When the string "VILLALOBOS" occurs in a line of the listing below, return that line.

● ● ● ●

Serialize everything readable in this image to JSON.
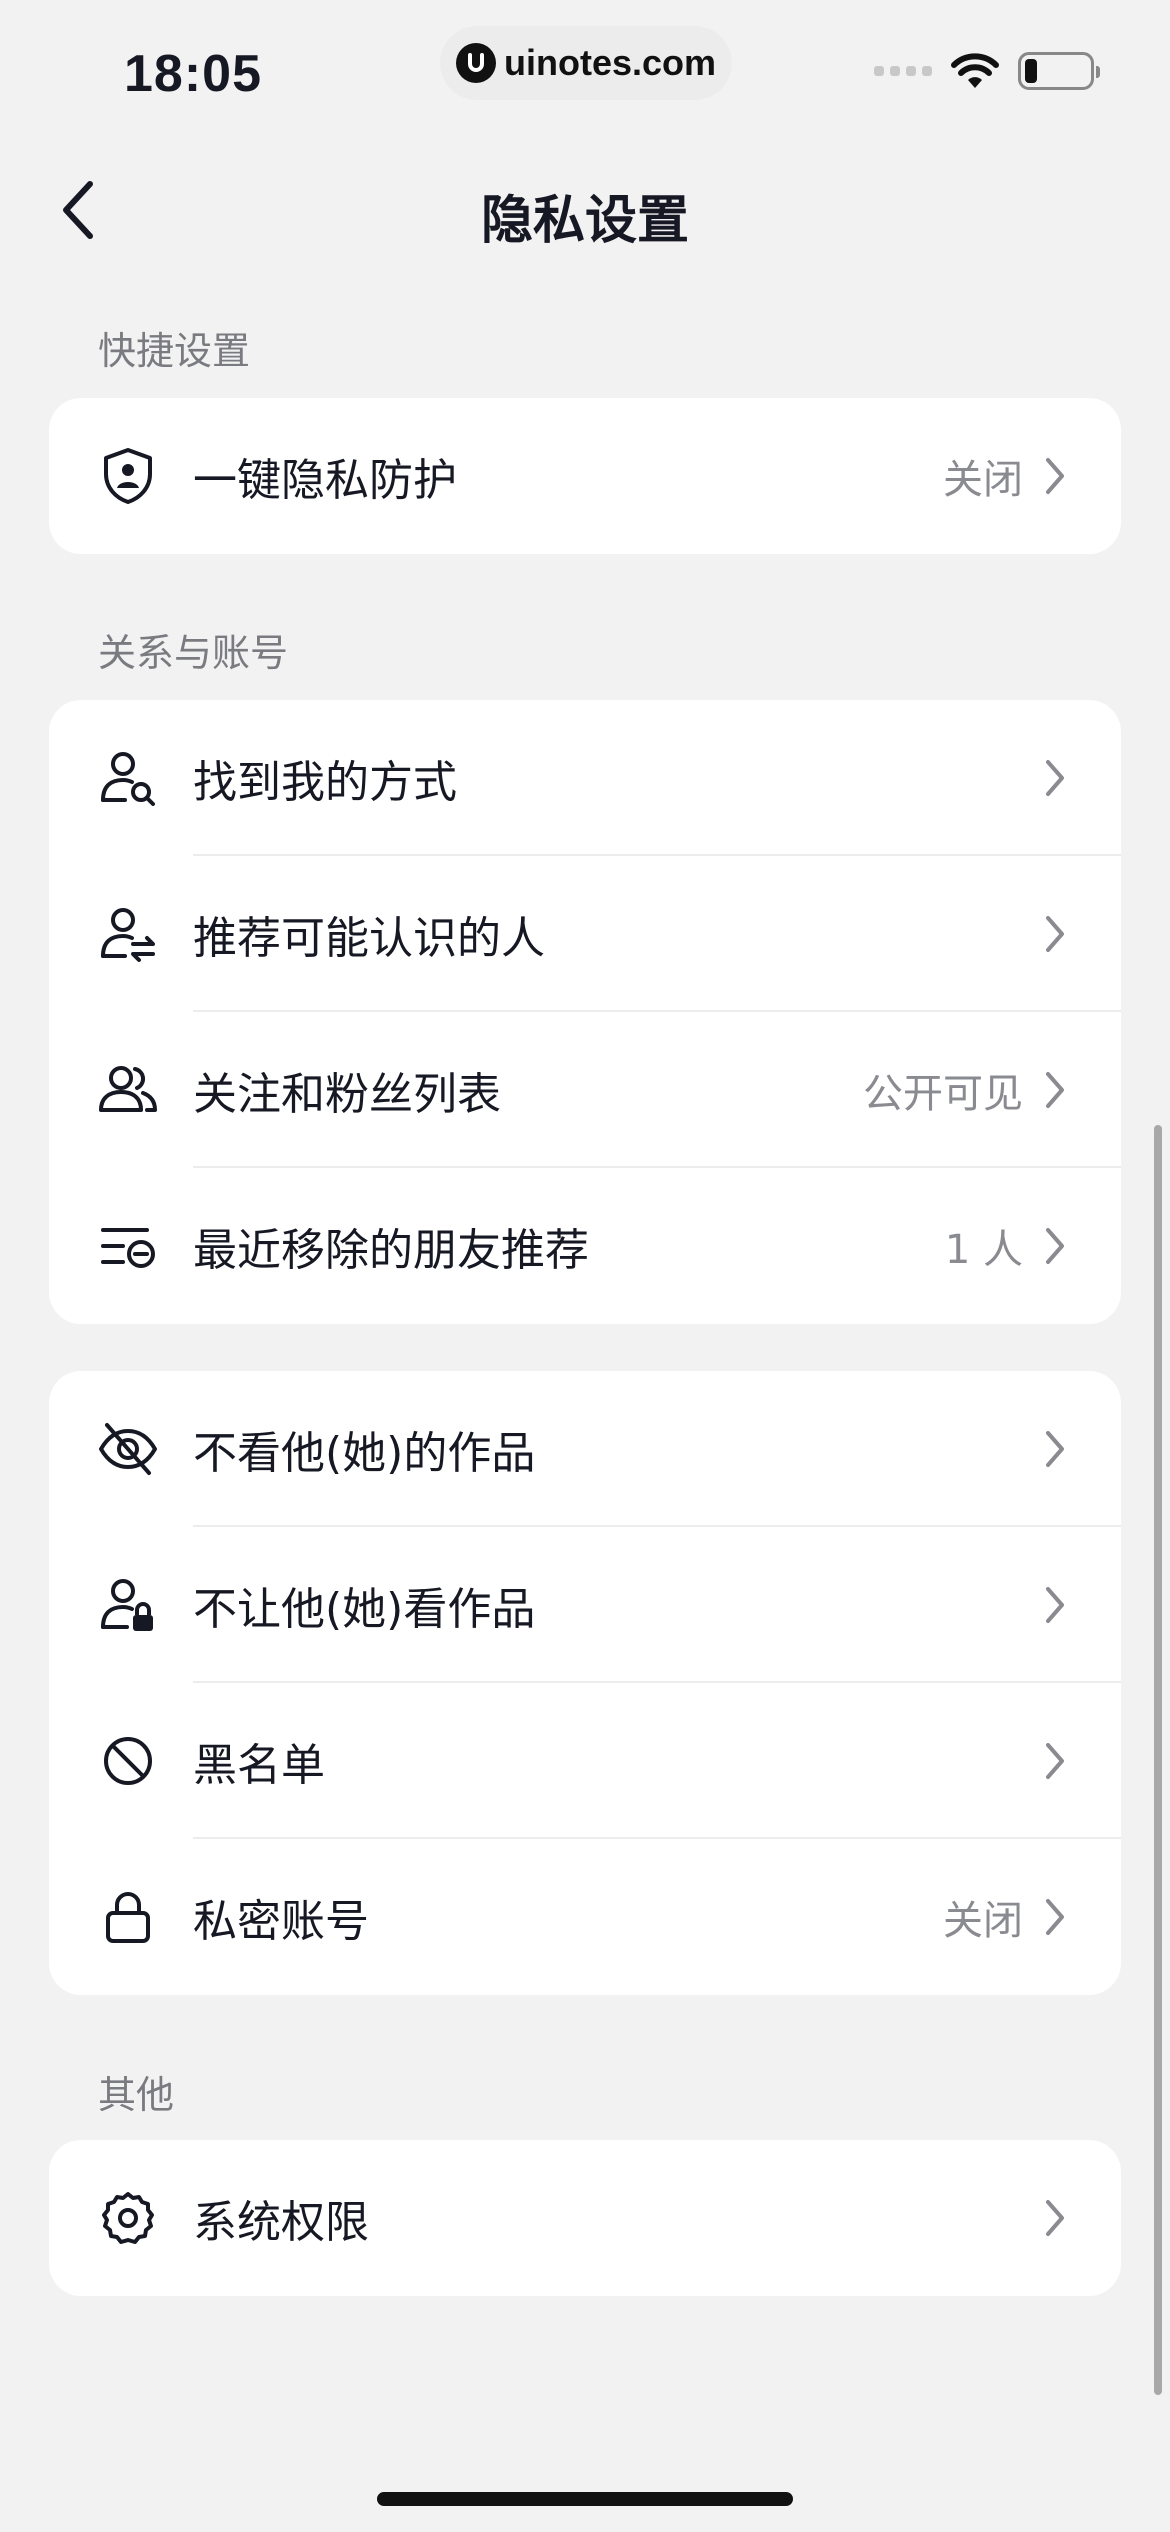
{
  "status_bar": {
    "time": "18:05",
    "url": "uinotes.com"
  },
  "nav": {
    "title": "隐私设置"
  },
  "sections": {
    "quick": {
      "header": "快捷设置",
      "items": [
        {
          "label": "一键隐私防护",
          "value": "关闭",
          "icon": "shield-person-icon"
        }
      ]
    },
    "relations": {
      "header": "关系与账号",
      "items": [
        {
          "label": "找到我的方式",
          "value": "",
          "icon": "person-search-icon"
        },
        {
          "label": "推荐可能认识的人",
          "value": "",
          "icon": "person-swap-icon"
        },
        {
          "label": "关注和粉丝列表",
          "value": "公开可见",
          "icon": "people-icon"
        },
        {
          "label": "最近移除的朋友推荐",
          "value": "1 人",
          "icon": "list-remove-icon"
        }
      ]
    },
    "visibility": {
      "items": [
        {
          "label": "不看他(她)的作品",
          "value": "",
          "icon": "eye-off-icon"
        },
        {
          "label": "不让他(她)看作品",
          "value": "",
          "icon": "person-lock-icon"
        },
        {
          "label": "黑名单",
          "value": "",
          "icon": "block-icon"
        },
        {
          "label": "私密账号",
          "value": "关闭",
          "icon": "lock-icon"
        }
      ]
    },
    "other": {
      "header": "其他",
      "items": [
        {
          "label": "系统权限",
          "value": "",
          "icon": "gear-icon"
        }
      ]
    }
  }
}
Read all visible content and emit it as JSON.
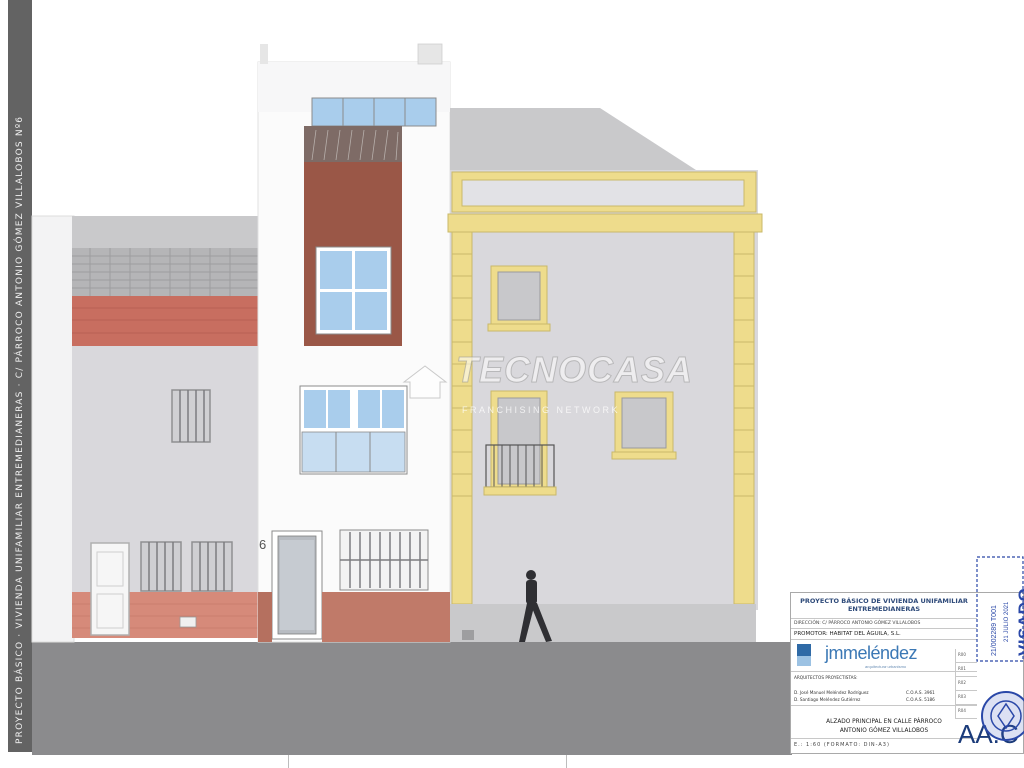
{
  "side_strip": {
    "text": "PROYECTO BÁSICO · VIVIENDA UNIFAMILIAR ENTREMEDIANERAS · C/ PÁRROCO ANTONIO GÓMEZ VILLALOBOS Nº6"
  },
  "drawing": {
    "house_number": "6",
    "colors": {
      "facade_white": "#fbfbfb",
      "render_grey": "#d9d8dc",
      "roof_grey": "#c9c9cb",
      "brick": "#c86e60",
      "plinth_brick": "#d68a7a",
      "terracotta_panel": "#9a5747",
      "yellow_trim": "#eedc8c",
      "window_glass": "#a9cdec",
      "street": "#8b8b8d"
    }
  },
  "watermark": {
    "brand": "TECNOCASA",
    "subtitle": "FRANCHISING NETWORK",
    "icon": "house-icon"
  },
  "title_block": {
    "project_line_1": "PROYECTO BÁSICO DE VIVIENDA UNIFAMILIAR",
    "project_line_2": "ENTREMEDIANERAS",
    "address": "DIRECCIÓN: C/ PÁRROCO ANTONIO GÓMEZ VILLALOBOS",
    "promoter": "PROMOTOR: HABITAT DEL ÁGUILA, S.L.",
    "brand_name": "jmmeléndez",
    "brand_sub": "arquitectura·urbanismo",
    "architects_heading": "ARQUITECTOS PROYECTISTAS:",
    "architect_1": "D. José Manuel Meléndez Rodríguez",
    "architect_1_reg": "C.O.A.S. 3961",
    "architect_2": "D. Santiago Meléndez Gutiérrez",
    "architect_2_reg": "C.O.A.S. 5186",
    "sheet_title_1": "ALZADO PRINCIPAL EN CALLE PÁRROCO",
    "sheet_title_2": "ANTONIO GÓMEZ VILLALOBOS",
    "scale": "E.: 1:60 (FORMATO: DIN-A3)",
    "sheet_code": "AA.C",
    "revisions": [
      "R00",
      "R01",
      "R02",
      "R03",
      "R04"
    ],
    "visado_stamp": "VISADO",
    "visado_number": "21/002289 T001",
    "visado_date": "21 JULIO 2021"
  }
}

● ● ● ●

◆ **Answer space**
    "text": "PROYECTO BÁSICO · VIVIENDA UNIFAMILIAR ENTREMEDIANERAS · C/ PÁRROCO ANTONIO GÓMEZ VILLALOBOS Nº6"
    "address": "DIRECCIÓN: C/ PÁRROCO ANTONIO GÓMEZ VILLALOBOS",
    "sheet_title_2": "ANTONIO GÓMEZ VILLALOBOS",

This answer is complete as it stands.